- Are whales a mammal?
- What mammals live in the ocean?
- Are whales saltwater animals?
- What fish are considered mammals?
- Is a penguin a mammal?
- Is a penguin a carnivore?
- Is a chicken a mammal?
- Can fish hear you?
- How do I know if my fish are happy?
- Do fish feel emotion?
- Does a fish feel pain when hooked?
- Do fish know they’re in a tank?
- Why does cut grass smell bad?
Are whales a mammal?
Whales, along with dolphins and porpoises, are warm-blooded mammals and breathe air like humans do. There are some significant differences between whales and fish: Whales are warm blooded. Whales give birth to live young.
What mammals live in the ocean?
Marine mammals are classified into four different taxonomic groups: cetaceans (whales, dolphins, and porpoises), pinnipeds (seals, sea lions, and walruses), sirenians (manatees and dugongs), and marine fissipeds (polar bears and sea otters).
Are whales saltwater animals?
Whales are marine mammals and make up part of the cetacean family, including whales, dolphins, and porpoises. In fact, all known whale species live and thrive in saltwater environments rather than freshwater, and there are several reasons for doing so.
What fish are considered mammals?
what are they? Dolphins, whales, seals, sea lions, and otters are all mammals. They give birth to live young and nurse their young with milk. In contrast, even though some sharks give birth to live young, sharks are fish.
Is a penguin a mammal?
Penguins are fish, mammals, or amphibians because they live in water, on land, or both.

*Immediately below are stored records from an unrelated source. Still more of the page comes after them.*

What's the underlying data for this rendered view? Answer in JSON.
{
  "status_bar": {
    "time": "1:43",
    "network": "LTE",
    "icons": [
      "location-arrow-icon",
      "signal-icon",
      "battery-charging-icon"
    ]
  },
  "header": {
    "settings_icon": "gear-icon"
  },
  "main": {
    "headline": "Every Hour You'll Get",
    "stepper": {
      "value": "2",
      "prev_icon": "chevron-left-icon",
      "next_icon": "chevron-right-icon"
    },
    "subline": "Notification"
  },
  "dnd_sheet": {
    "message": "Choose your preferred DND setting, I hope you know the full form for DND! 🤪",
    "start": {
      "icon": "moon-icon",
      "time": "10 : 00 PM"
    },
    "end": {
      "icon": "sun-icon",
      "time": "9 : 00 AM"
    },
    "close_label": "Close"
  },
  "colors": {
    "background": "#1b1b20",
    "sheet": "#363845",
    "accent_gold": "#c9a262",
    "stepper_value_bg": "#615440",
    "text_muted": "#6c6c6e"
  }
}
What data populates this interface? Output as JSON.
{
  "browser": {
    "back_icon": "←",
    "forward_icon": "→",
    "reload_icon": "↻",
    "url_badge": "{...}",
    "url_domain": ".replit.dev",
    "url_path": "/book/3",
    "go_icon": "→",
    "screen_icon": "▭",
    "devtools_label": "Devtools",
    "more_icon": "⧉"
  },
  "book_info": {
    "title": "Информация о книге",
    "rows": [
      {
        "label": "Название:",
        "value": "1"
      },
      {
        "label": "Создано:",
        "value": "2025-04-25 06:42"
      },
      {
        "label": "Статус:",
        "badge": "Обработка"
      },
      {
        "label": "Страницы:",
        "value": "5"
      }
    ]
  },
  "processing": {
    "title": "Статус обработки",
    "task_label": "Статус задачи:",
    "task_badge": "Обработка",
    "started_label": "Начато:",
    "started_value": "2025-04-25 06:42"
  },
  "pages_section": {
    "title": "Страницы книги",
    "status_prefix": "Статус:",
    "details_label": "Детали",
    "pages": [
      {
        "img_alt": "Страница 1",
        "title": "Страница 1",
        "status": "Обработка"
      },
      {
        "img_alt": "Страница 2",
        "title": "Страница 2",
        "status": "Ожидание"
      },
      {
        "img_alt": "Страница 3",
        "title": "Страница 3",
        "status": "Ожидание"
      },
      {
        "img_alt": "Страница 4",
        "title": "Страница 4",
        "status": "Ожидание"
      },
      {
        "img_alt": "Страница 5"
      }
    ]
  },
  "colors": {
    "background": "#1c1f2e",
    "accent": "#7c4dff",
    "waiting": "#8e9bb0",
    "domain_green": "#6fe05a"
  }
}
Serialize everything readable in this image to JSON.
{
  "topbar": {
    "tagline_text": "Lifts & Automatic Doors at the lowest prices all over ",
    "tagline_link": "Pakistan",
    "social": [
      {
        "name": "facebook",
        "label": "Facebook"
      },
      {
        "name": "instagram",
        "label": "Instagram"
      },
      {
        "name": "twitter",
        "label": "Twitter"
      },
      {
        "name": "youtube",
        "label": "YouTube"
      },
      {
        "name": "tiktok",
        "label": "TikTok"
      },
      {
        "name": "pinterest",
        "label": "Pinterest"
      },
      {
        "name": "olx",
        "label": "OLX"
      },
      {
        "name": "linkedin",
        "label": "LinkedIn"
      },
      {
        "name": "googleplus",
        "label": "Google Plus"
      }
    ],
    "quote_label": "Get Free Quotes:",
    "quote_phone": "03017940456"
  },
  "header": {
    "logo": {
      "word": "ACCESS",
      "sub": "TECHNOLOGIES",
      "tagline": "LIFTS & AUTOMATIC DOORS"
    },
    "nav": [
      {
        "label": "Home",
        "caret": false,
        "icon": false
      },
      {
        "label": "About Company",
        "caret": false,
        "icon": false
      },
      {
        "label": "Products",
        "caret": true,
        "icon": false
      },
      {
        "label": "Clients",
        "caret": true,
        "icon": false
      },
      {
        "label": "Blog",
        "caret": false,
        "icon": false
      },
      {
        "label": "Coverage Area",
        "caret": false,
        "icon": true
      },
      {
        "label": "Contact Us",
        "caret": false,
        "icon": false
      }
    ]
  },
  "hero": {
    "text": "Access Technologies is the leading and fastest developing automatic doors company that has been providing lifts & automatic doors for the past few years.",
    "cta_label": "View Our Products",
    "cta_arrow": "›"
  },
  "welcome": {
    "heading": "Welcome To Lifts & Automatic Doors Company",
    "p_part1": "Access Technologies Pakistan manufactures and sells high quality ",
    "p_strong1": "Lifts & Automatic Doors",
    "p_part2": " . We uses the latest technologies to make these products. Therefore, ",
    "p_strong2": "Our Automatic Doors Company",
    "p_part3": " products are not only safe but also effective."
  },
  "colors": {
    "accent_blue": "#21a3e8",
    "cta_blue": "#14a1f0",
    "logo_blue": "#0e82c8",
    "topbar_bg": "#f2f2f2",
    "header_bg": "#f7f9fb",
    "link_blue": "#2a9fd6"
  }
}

Penguins are birds, even though they spend time on land and in water. Their motion in the water more closely resembles flying than the swimming motion used by other animals. Polar bears eat penguins.
Is a penguin a carnivore?
Like other birds, penguins don’t have teeth. Penguins are carnivores: they feed on fish, squid, crabs, krill and other seafood they catch while swimming. During the summer, an active, medium-sized penguin will eat about 2 pounds of food each day, but in the winter they’ll eat just a third of that.
Is a chicken a mammal?
Chickens are not mammals. So far, it looks like chickens and cattle, continuing with the example, have more in common than not. But to get to the answer of mammal or not we have to dig deeper. All animals are classified into what is called family groups.
Can fish hear you?
However, yes, they can hear your voice. They just know someone is speaking. They can associate sounds with action, though. For example, if you are to say your betta fish’s name – let us call him George – each time you sprinkle food in his aquarium, he will eventually associate the sound of “George” with food.
How do I know if my fish are happy?
Your fish are happy and healthy when they:
- Swim actively throughout the entire tank, not just hanging out or laying at the bottom, floating near the top or hiding behind plants and ornaments.
- Eat regularly and swim to the surface quickly at feeding time.
Do fish feel emotion?
Because fishes lack faces like ours, we assume that their mask-like features mean they do not experience feelings. And because fish cannot cry out, we interpret their silence as meaning they do not perceive pain—even as their gasping mouths and flopping fins on a ship’s deck indicate otherwise.
Does a fish feel pain when hooked?
It could lead to major changes in the fishing industry. That their brains are not complex enough to experience pain. That their behaviors when stressed — such as wriggling violently on a hook — are just unconscious reactions, disconnected from the suffering of sentient beings.
Do fish know they’re in a tank?
So they learn the tank, but they don’t really understand the tank. Fish don’t have much higher level thought, most of what they do is more instinctive than cognitive. Its seems very unlikely that they know or even have any concept that they are in a tank. Some fish might even be able to tell different humans apart.
Why does cut grass smell bad?
Chemically speaking, that classic lawn smell is an airborne mix of carbon-based compounds called green leaf volatiles, or GLVs. Plants often release these molecules when damaged by insects, infections or mechanical forces — like a lawn mower. GLVs are small enough to take to the air and float into our nostrils.